Union Project's Clay Cooperative Shapes Learning Experiences

For the past three years, Michelle Dreyfuss has toted a vanload of children from Mt. Lebanon to the Union Project, every day for two weeks to take summer clay classes. After setting up the class with Jenna (UP’s Ceramics Program Manager), she invites her daughter’s friends to take the class with them – sometimes bringing as many as seven kids at a time. This summer she brought her youngest daughter, her niece, and a few of their friends for a two-week, custom class shaped by the unique co-op atmosphere.

“When you take a class at Union Project, you don’t really feel like you’re in a class. It’s a real environment, with real people coming to do pottery. My kids are introduced to a cooperative studio and they have a responsibility to that studio. Jenna taught them how to set up and start working, how to do their stuff, and how to clean it up. I like that they’re responsible for the whole process and they also understand that other people use the space. I love that. And I love that they’re surrounded by artists, which helps them understand what’s possible in clay.
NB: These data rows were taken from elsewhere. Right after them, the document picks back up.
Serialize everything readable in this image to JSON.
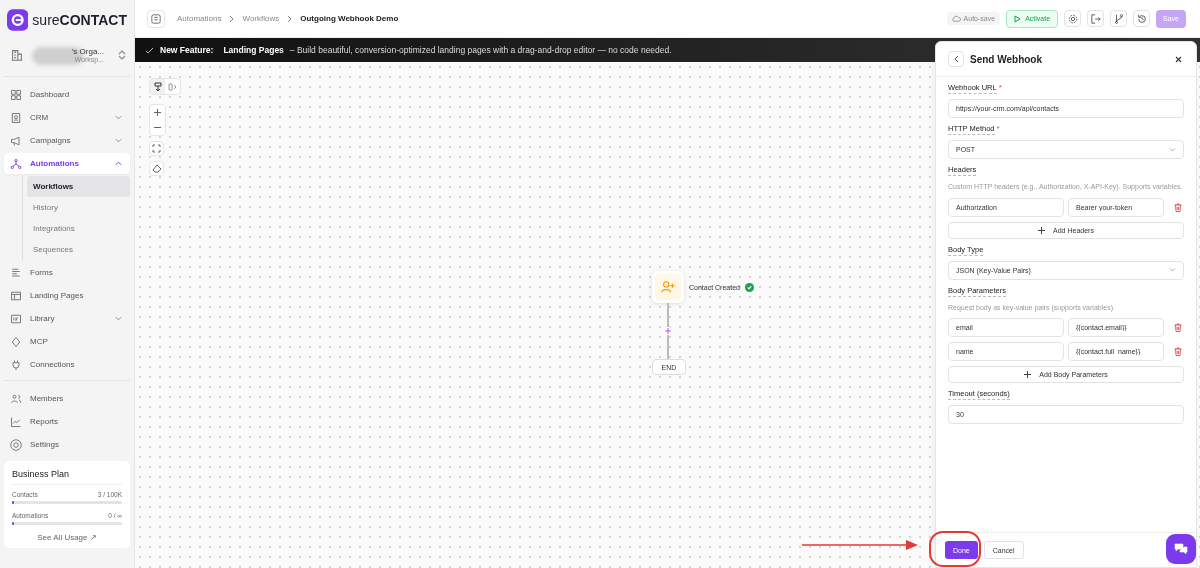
{
  "logo": {
    "light": "sure",
    "bold": "CONTACT"
  },
  "org": {
    "name": "’s Orga...",
    "workspace": "Worksp..."
  },
  "nav_groups": [
    [
      {
        "label": "Dashboard",
        "selected": false
      },
      {
        "label": "CRM",
        "expanded": false,
        "selected": false
      },
      {
        "label": "Campaigns",
        "expanded": false,
        "selected": false
      },
      {
        "label": "Automations",
        "expanded": true,
        "selected": true,
        "children": [
          {
            "label": "Workflows",
            "selected": true
          },
          {
            "label": "History",
            "selected": false
          },
          {
            "label": "Integrations",
            "selected": false
          },
          {
            "label": "Sequences",
            "selected": false
          }
        ]
      },
      {
        "label": "Forms",
        "selected": false
      },
      {
        "label": "Landing Pages",
        "selected": false
      },
      {
        "label": "Library",
        "expanded": false,
        "selected": false
      },
      {
        "label": "MCP",
        "selected": false
      },
      {
        "label": "Connections",
        "selected": false
      }
    ],
    [
      {
        "label": "Members",
        "selected": false
      },
      {
        "label": "Reports",
        "selected": false
      },
      {
        "label": "Settings",
        "selected": false
      }
    ]
  ],
  "plan": {
    "title": "Business Plan",
    "usage": [
      {
        "label": "Contacts",
        "value": "3 / 100K",
        "level": 0.0
      },
      {
        "label": "Automations",
        "value": "0 / ∞",
        "level": 0.0
      }
    ],
    "link": "See All Usage ↗"
  },
  "breadcrumb": [
    {
      "label": "Automations",
      "current": false
    },
    {
      "label": "Workflows",
      "current": false
    },
    {
      "label": "Outgoing Webhook Demo",
      "current": true
    }
  ],
  "toolbar": {
    "autosave": "Auto-save",
    "activate": "Activate",
    "save": "Save",
    "save_disabled": true
  },
  "banner": {
    "label": "New Feature:",
    "title": "Landing Pages",
    "text": "– Build beautiful, conversion-optimized landing pages with a drag-and-drop editor — no code needed."
  },
  "canvas": {
    "layout_options": [
      {
        "selected": true
      },
      {
        "selected": false
      }
    ],
    "trigger": {
      "label": "Contact Created",
      "done": true
    },
    "end": "END"
  },
  "panel": {
    "title": "Send Webhook",
    "fields": [
      {
        "kind": "input",
        "label": "Webhook URL",
        "required_mark": "*",
        "value": "https://your-crm.com/api/contacts"
      },
      {
        "kind": "select",
        "label": "HTTP Method",
        "required_mark": "*",
        "value": "POST"
      },
      {
        "kind": "pairs",
        "label": "Headers",
        "help": "Custom HTTP headers (e.g., Authorization, X-API-Key). Supports variables.",
        "rows": [
          {
            "key": "Authorization",
            "value": "Bearer your-token"
          }
        ],
        "add": "Add Headers"
      },
      {
        "kind": "select",
        "label": "Body Type",
        "value": "JSON (Key-Value Pairs)"
      },
      {
        "kind": "pairs",
        "label": "Body Parameters",
        "help": "Request body as key-value pairs (supports variables)",
        "rows": [
          {
            "key": "email",
            "value": "{{contact.email}}"
          },
          {
            "key": "name",
            "value": "{{contact.full_name}}"
          }
        ],
        "add": "Add Body Parameters"
      },
      {
        "kind": "input",
        "label": "Timeout (seconds)",
        "value": "30"
      }
    ],
    "done": "Done",
    "cancel": "Cancel"
  }
}
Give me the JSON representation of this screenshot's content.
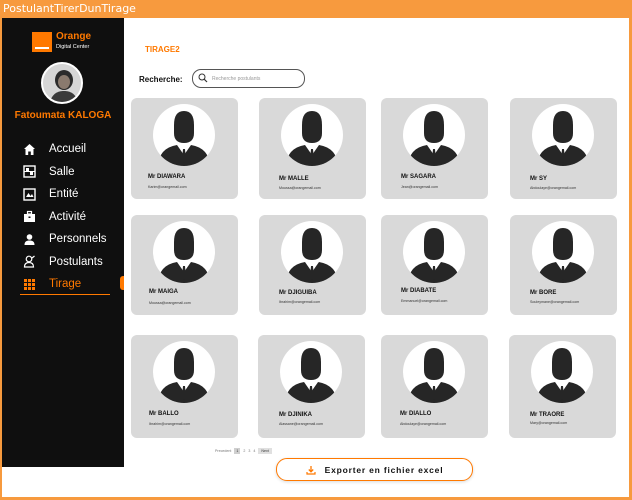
{
  "window": {
    "title": "PostulantTirerDunTirage"
  },
  "brand": {
    "name": "Orange",
    "subtitle": "Digital Center"
  },
  "user": {
    "name": "Fatoumata KALOGA"
  },
  "nav": [
    {
      "label": "Accueil",
      "icon": "home-icon"
    },
    {
      "label": "Salle",
      "icon": "room-icon"
    },
    {
      "label": "Entité",
      "icon": "entity-icon"
    },
    {
      "label": "Activité",
      "icon": "briefcase-icon"
    },
    {
      "label": "Personnels",
      "icon": "person-icon"
    },
    {
      "label": "Postulants",
      "icon": "applicants-icon"
    },
    {
      "label": "Tirage",
      "icon": "grid-icon",
      "active": true
    }
  ],
  "page": {
    "title": "TIRAGE2"
  },
  "search": {
    "label": "Recherche:",
    "placeholder": "Recherche postulants"
  },
  "candidates": [
    {
      "name": "Mr DIAWARA",
      "email": "Karim@orangemail.com"
    },
    {
      "name": "Mr MALLE",
      "email": "Moussa@orangemail.com"
    },
    {
      "name": "Mr SAGARA",
      "email": "Jean@orangemail.com"
    },
    {
      "name": "Mr SY",
      "email": "Abdoulaye@orangemail.com"
    },
    {
      "name": "Mr MAIGA",
      "email": "Moussa@orangemail.com"
    },
    {
      "name": "Mr DJIGUIBA",
      "email": "Ibrahim@orangemail.com"
    },
    {
      "name": "Mr DIABATE",
      "email": "Emmanuel@orangemail.com"
    },
    {
      "name": "Mr BORE",
      "email": "Souleymane@orangemail.com"
    },
    {
      "name": "Mr BALLO",
      "email": "Ibrahim@orangemail.com"
    },
    {
      "name": "Mr DJINIKA",
      "email": "Alassane@orangemail.com"
    },
    {
      "name": "Mr DIALLO",
      "email": "Abdoulaye@orangemail.com"
    },
    {
      "name": "Mr TRAORE",
      "email": "Mary@orangemail.com"
    }
  ],
  "pagination": {
    "prev": "Precedent",
    "pages": [
      "1",
      "2",
      "3",
      "4"
    ],
    "current": "1",
    "next": "Next"
  },
  "export": {
    "label": "Exporter en fichier excel",
    "icon": "download-icon"
  },
  "colors": {
    "accent": "#ff7900",
    "sidebar": "#0f0f0f",
    "card": "#d9d9d9",
    "frame": "#f79a3e"
  }
}
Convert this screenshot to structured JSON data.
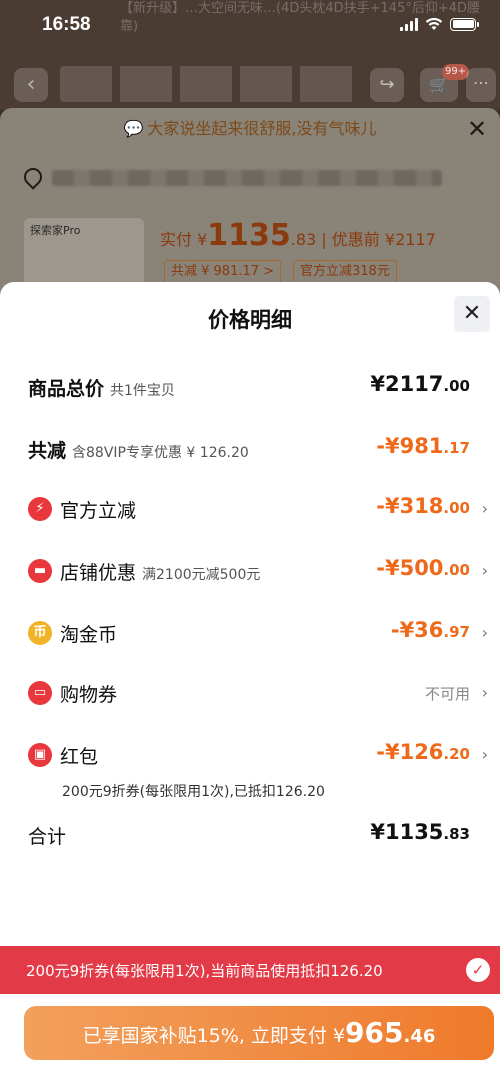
{
  "status": {
    "time": "16:58"
  },
  "background": {
    "title_text": "【新升级】…大空间无味…(4D头枕4D扶手+145°后仰+4D腰靠)",
    "cart_badge": "99+"
  },
  "secondary_sheet": {
    "tip": "大家说坐起来很舒服,没有气味儿",
    "product_thumb_label": "探索家Pro",
    "real_price_prefix": "实付 ¥",
    "real_price_int": "1135",
    "real_price_dec": ".83",
    "before_discount": "| 优惠前 ¥2117",
    "tag_reduce": "共减 ¥ 981.17 >",
    "tag_official": "官方立减318元"
  },
  "sheet": {
    "title": "价格明细",
    "rows": [
      {
        "label": "商品总价",
        "sub": "共1件宝贝",
        "amount_int": "¥2117",
        "amount_dec": ".00"
      },
      {
        "label": "共减",
        "sub": "含88VIP专享优惠 ¥ 126.20",
        "amount_int": "-¥981",
        "amount_dec": ".17"
      },
      {
        "label": "官方立减",
        "amount_int": "-¥318",
        "amount_dec": ".00"
      },
      {
        "label": "店铺优惠",
        "sub": "满2100元减500元",
        "amount_int": "-¥500",
        "amount_dec": ".00"
      },
      {
        "label": "淘金币",
        "amount_int": "-¥36",
        "amount_dec": ".97"
      },
      {
        "label": "购物券",
        "amount_text": "不可用"
      },
      {
        "label": "红包",
        "amount_int": "-¥126",
        "amount_dec": ".20"
      },
      {
        "label": "合计",
        "amount_int": "¥1135",
        "amount_dec": ".83"
      }
    ],
    "redpack_note": "200元9折券(每张限用1次),已抵扣126.20"
  },
  "coupon_bar": {
    "text": "200元9折券(每张限用1次),当前商品使用抵扣126.20"
  },
  "pay_button": {
    "prefix": "已享国家补贴15%, 立即支付 ¥",
    "amount_int": "965",
    "amount_dec": ".46"
  },
  "colors": {
    "accent_orange": "#ee6a1a",
    "coupon_red": "#e23a47",
    "icon_official": "#e8383d",
    "icon_store": "#e8383d",
    "icon_coin": "#f0b429",
    "icon_voucher": "#e8383d",
    "icon_redpack": "#e8383d"
  }
}
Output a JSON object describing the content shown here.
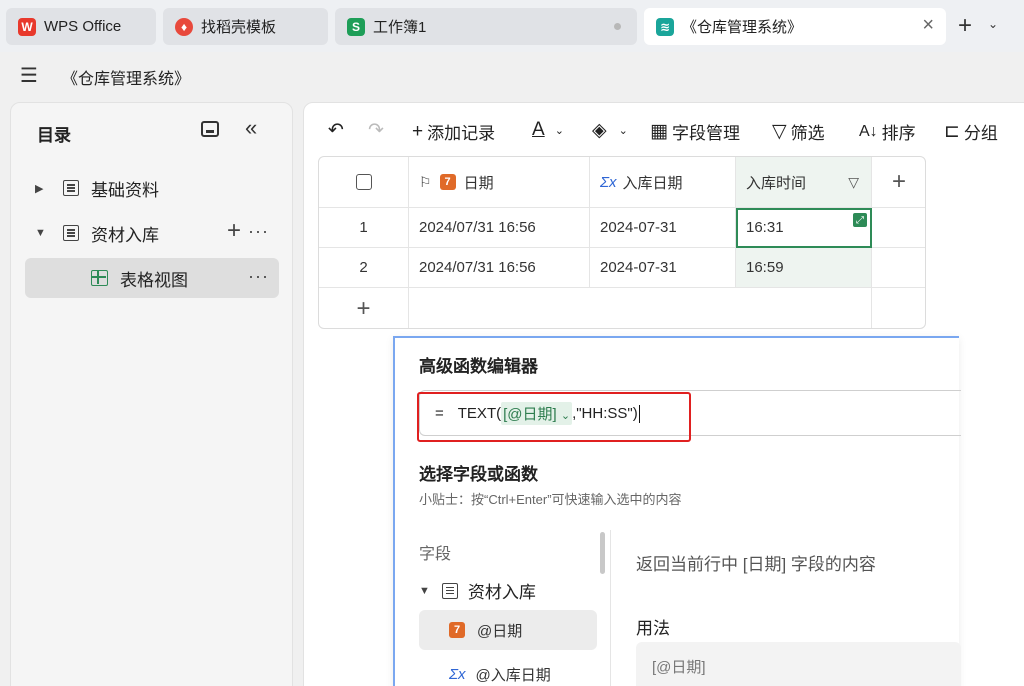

During their class, some co-op members will come in and work. And Jenna will point out to them, ‘Look at the way they’re throwing on the wheel, they do it differently than I do.’ They see the options and realize that people continue to do clay even when they’re older. One of the co-op members told them he’s been doing ceramics for twenty years. That’s great for kids to see the real world application of clay and know that it doesn’t have to be just your summer project.

They’ve begun to understand what’s really difficult to do. If an artist is throwing a huge bowl, the girls will say, ‘Wow, that’s so hard, I can’t believe he can bring the wall up that high!’ They’ve gained an appreciation for people who have practiced and can do it well, and they understand what is well done.”

This summer, the girls learned techniques ranging from slab-building to wheel throwing. While Jenna tailors the class around the girls’ interests, they often pick up a new technique from the co-op members.

“Some other potters come in and throw on the wheel or work on projects. Like Ben, who showed us how to do handles, how to pull them and connect them. It’s a little gross, but he connects them with spit. He slips and scores, using spit, and then he attaches the handle to the cup.”

This wasn’t really a class, it was a custom class. Jenna taught me how to make a bowl and how to lift the walls really high. She basically taught me everything.” - Camille, 12 years old

Want to have your own learning experience in UP's clay studio?
Sign up for one of our clay classes - there are plenty of options for both children and adults!